Hardersen S.,Cent. National per lo Studio e la Conservazione della Biodiversita Forestale Bosco Fontana di Verona |
Toni I.,Cent. National per lo Studio e la Conservazione della Biodiversita Forestale Bosco Fontana di Verona |
Cornacchia P.,Cent. National per lo Studio e la Conservazione della Biodiversita Forestale Bosco Fontana di Verona |
Curletti G.,Museo Civico di Storia Naturale Entomologia |
And 2 more authors.
Bulletin of Insectology | Year: 2012
The highly fragmented floodplain forest remnants of the river Po (Italy) are protected at the European level, but surprisingly little is known about their ecology and in particular their invertebrate fauna. The present work investigates 11 selected beetle families sampled in the reserve of Isola Boscone (Lombardy Region, Mantua Province), which is situated inside the embankments of the Po. Twelve window traps were attached to dead trees, either in open and sun-exposed situations (n = 6) or in the understorey of small forest patches (n = 6), and were active from 16 June to 3 November 2009. The following 11 beetle families were studied: Histeridae, Lucanidae, Scarabaeidae, Lissomidae, Elateridae, Buprestidae, Cleridae, Aderidae, Tenebrionidae, Cerambycidae, Anthribidae.
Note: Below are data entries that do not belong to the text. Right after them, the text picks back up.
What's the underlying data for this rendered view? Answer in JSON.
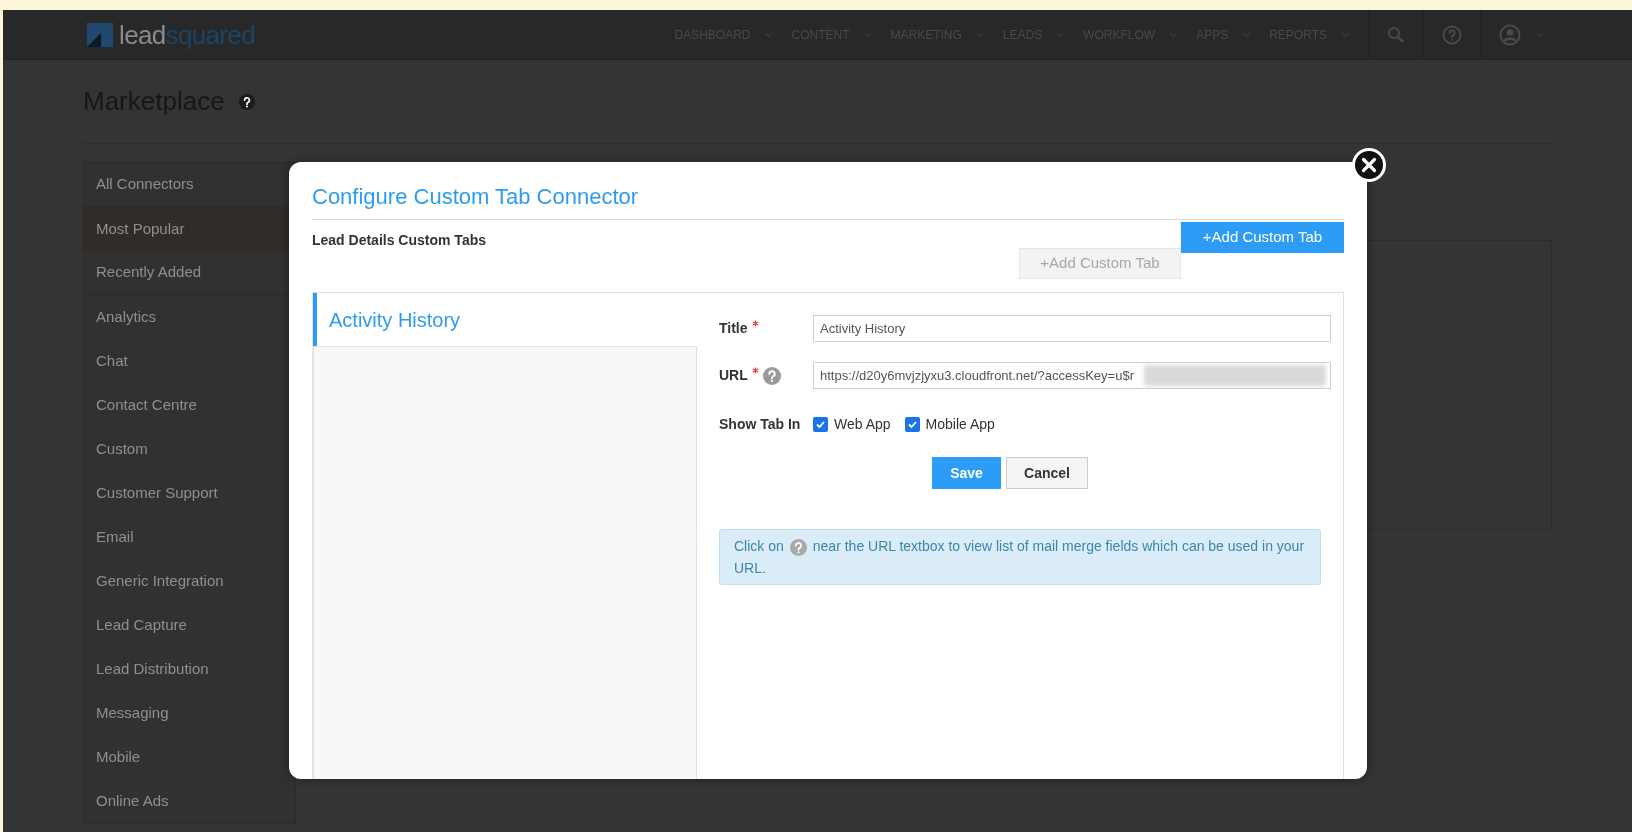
{
  "logo": {
    "parts": [
      "lead",
      "squared"
    ]
  },
  "nav": {
    "items": [
      "DASHBOARD",
      "CONTENT",
      "MARKETING",
      "LEADS",
      "WORKFLOW",
      "APPS",
      "REPORTS"
    ]
  },
  "page": {
    "title": "Marketplace"
  },
  "sidebar": {
    "items": [
      {
        "label": "All Connectors",
        "kind": "filter",
        "selected": false
      },
      {
        "label": "Most Popular",
        "kind": "filter",
        "selected": true
      },
      {
        "label": "Recently Added",
        "kind": "filter",
        "selected": false
      },
      {
        "label": "Analytics",
        "kind": "category",
        "selected": false
      },
      {
        "label": "Chat",
        "kind": "category",
        "selected": false
      },
      {
        "label": "Contact Centre",
        "kind": "category",
        "selected": false
      },
      {
        "label": "Custom",
        "kind": "category",
        "selected": false
      },
      {
        "label": "Customer Support",
        "kind": "category",
        "selected": false
      },
      {
        "label": "Email",
        "kind": "category",
        "selected": false
      },
      {
        "label": "Generic Integration",
        "kind": "category",
        "selected": false
      },
      {
        "label": "Lead Capture",
        "kind": "category",
        "selected": false
      },
      {
        "label": "Lead Distribution",
        "kind": "category",
        "selected": false
      },
      {
        "label": "Messaging",
        "kind": "category",
        "selected": false
      },
      {
        "label": "Mobile",
        "kind": "category",
        "selected": false
      },
      {
        "label": "Online Ads",
        "kind": "category",
        "selected": false
      }
    ]
  },
  "modal": {
    "title": "Configure Custom Tab Connector",
    "section_title": "Lead Details Custom Tabs",
    "add_button": "+Add Custom Tab",
    "ghost_button": {
      "label": "+Add Custom Tab",
      "disabled": true
    },
    "tabs": [
      {
        "label": "Activity History",
        "selected": true
      }
    ],
    "form": {
      "fields": [
        {
          "label": "Title",
          "required": true,
          "help": false,
          "value": "Activity History",
          "redacted": false
        },
        {
          "label": "URL",
          "required": true,
          "help": true,
          "value": "https://d20y6mvjzjyxu3.cloudfront.net/?accessKey=u$r",
          "redacted": true
        }
      ],
      "show_tab_in": {
        "label": "Show Tab In",
        "options": [
          {
            "label": "Web App",
            "checked": true
          },
          {
            "label": "Mobile App",
            "checked": true
          }
        ]
      },
      "save": "Save",
      "cancel": "Cancel"
    },
    "info": {
      "before": "Click on",
      "after": "near the URL textbox to view list of mail merge fields which can be used in your URL."
    }
  }
}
A total of 495 individuals belonging to 53 species were collected, including five species of particular faunistic interest. The species Aegosoma scabricorne (Scopoli) and Dissoleucas niveirostris (F.) were associated with the forest habitat, while Chlorophorus varius (Muller), Dorcus parallelipipedus (L.) and Nalassus dryadophilus (Mulsant) were associated with the open habitat. Analyses of the abundance data revealed that the traps from the two habitat types differed in their community composition and that more species were caught in the open habitat. However, individual-based rarefaction curves showed that species richness did not differ when the number of species was plotted in relation to the number of individuals caught. This finding shows that richness estimates need to be interpreted with caution. The study also highlights that monitoring of beetles in floodplain forest remnants is complicated by recurrent floods.